As my departure draws ever closer, I have slowly realised how much I will actually miss Korean food. Obviously not ALL of it (anything with kimchi in it for, instance!), but definitely some of it. Among these is donkatsu (돈가스). Not the healthiest food Korea has to offer, but one of the most tasty and guilty!
This is the meal I go to when I’m feeling rebellious! Sometimes healthy food just doesn’t cut it and all you need it deep-fried goodness. I’m try to avoid the bigger international chains before I leave, instead trying to enjoy all Korean food has to offer. Along with mandu soup, this is one of my most frequent choices.
What Is Donkatsu?
Donkatsu is derived from the Japanese tonkatsu, almost literally translated to make the Korean term. I have seen this refered to as don-gaseu, donkatsu, and donkaseu in English. I still am no closer to understanding which is correct! It is essentially a pork cutlet pounded flat, then covered in breadcrumbs and fried. It is very similar to a schnitzel. Unlike its Japanese counterpart, it rarely comes as a curry, although you can get this.
According to Wikipedia, one of the main difference between Korean and Japanese version is the Koreans don’t cut theirs up before serving. Instead, they are eaten with a knife and fork instead of chopsticks. Of all the donkatsu I have eaten in Korea, it has never come unsliced and I have always been offered only a pair of chopsticks.
It often comes with a thick brown sauce. Many restaurants will also offer a variety. My favourite is when they stuff it with cheese! Melted cheese can never be a bad addition! I have also had it served with sweet potato inside, which was a bit overwhelming-sweet for me.
How do you eat donkatsu?
Most places will serve it on a wire rack, accompanied with sauce, salad, rice, pickled radish and kimchi. It is usually a main meal by itself as it’s pretty filling! It is not going to make you feel invigorated when you finish, as there’s no getting around how fried this all is! Still, I still enjoy it as a treat!
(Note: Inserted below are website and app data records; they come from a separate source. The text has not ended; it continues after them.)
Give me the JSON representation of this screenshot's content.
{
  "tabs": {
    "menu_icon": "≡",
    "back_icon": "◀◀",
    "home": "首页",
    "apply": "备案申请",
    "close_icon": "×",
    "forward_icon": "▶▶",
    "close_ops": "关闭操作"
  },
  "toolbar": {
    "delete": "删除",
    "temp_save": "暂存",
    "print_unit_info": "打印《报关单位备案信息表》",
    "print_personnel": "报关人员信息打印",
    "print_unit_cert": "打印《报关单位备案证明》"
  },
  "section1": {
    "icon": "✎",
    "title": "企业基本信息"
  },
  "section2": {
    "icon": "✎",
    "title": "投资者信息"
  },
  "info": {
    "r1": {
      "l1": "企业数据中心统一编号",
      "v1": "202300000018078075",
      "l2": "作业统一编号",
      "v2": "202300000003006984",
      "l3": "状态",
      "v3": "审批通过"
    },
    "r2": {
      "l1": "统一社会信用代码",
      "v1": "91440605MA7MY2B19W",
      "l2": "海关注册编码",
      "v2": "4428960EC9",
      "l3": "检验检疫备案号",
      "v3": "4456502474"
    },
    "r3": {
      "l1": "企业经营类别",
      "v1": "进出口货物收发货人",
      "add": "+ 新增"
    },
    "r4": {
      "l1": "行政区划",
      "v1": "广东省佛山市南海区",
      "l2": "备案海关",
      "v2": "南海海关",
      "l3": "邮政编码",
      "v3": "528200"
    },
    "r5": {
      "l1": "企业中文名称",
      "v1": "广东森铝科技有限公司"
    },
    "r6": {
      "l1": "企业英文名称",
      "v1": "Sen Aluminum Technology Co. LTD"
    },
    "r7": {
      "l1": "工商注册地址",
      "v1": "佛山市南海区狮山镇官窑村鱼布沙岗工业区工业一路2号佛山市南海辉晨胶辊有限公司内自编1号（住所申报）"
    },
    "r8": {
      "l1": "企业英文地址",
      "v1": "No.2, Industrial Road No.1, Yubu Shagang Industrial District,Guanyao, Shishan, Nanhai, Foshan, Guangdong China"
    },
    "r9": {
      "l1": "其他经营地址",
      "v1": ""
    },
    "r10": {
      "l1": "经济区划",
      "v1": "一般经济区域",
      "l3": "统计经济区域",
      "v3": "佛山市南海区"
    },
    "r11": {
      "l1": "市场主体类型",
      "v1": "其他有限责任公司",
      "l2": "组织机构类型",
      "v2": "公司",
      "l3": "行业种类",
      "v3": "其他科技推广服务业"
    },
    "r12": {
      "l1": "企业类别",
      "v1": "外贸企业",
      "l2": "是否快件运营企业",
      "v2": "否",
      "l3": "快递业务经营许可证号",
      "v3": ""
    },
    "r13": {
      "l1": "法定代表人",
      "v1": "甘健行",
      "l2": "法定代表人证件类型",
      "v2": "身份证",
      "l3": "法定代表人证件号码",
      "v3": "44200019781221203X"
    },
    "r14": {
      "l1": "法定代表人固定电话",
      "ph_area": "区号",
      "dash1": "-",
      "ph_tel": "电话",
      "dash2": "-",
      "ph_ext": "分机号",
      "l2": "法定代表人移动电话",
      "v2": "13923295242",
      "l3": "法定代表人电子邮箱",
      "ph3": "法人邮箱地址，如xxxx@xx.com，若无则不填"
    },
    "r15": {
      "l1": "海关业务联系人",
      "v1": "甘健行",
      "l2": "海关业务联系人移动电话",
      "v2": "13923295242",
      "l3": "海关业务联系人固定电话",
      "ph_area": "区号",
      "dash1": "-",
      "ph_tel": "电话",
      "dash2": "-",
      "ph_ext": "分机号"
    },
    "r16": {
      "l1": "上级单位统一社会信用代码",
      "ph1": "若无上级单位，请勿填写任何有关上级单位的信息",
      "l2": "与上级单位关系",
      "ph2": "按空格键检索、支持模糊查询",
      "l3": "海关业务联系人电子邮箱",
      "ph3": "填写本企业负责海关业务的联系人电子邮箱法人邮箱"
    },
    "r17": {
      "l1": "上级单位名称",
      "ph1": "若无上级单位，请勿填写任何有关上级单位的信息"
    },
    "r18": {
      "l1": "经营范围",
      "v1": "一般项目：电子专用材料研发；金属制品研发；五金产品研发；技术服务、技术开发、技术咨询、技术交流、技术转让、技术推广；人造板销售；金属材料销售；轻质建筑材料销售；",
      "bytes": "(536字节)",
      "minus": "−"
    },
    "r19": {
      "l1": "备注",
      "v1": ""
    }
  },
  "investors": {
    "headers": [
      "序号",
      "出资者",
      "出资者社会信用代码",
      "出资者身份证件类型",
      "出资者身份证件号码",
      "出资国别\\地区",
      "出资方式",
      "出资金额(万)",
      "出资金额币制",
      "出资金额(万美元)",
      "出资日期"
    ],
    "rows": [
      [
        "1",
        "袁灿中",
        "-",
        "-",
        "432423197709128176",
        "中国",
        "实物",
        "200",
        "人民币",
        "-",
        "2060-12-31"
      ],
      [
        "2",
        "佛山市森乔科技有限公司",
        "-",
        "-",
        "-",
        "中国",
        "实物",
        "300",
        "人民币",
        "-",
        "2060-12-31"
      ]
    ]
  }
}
Where can you get it?
It is available at most Korean restaurants, and it usually around the 8 000won mark. It is usually cheap meat, so don’t worry about trying to go to a fancy restaurant to try it.
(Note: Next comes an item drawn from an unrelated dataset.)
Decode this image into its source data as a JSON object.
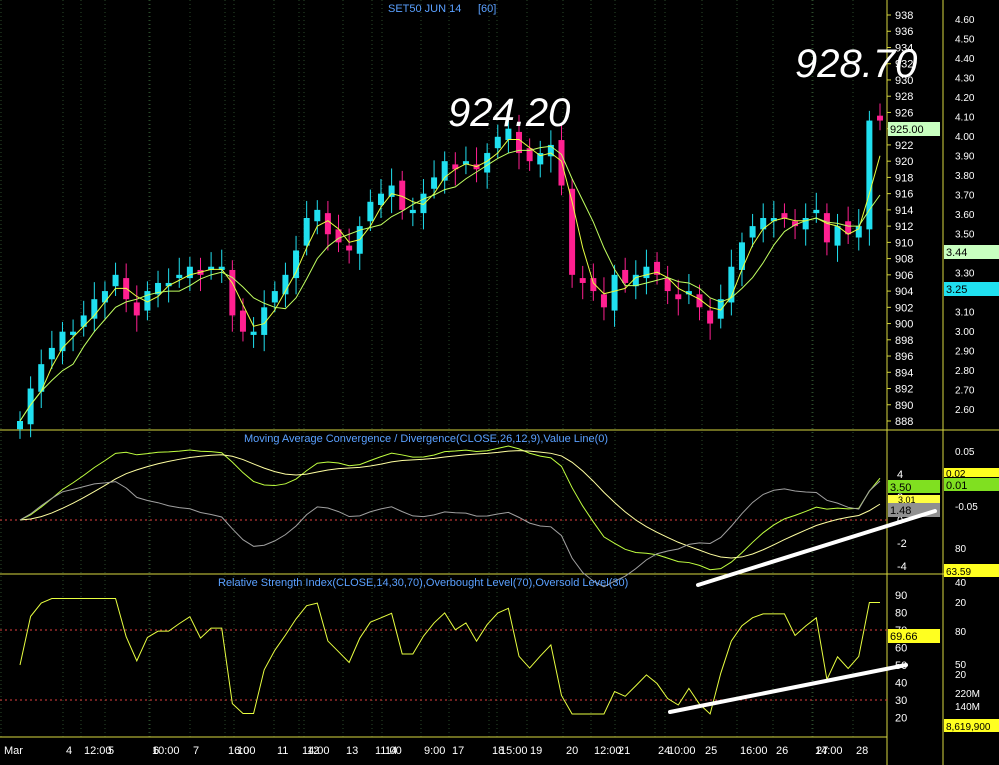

Have you tried Donkatsu? What did you think?
Have you checked out my other Korean Food Posts? You can read them HERE!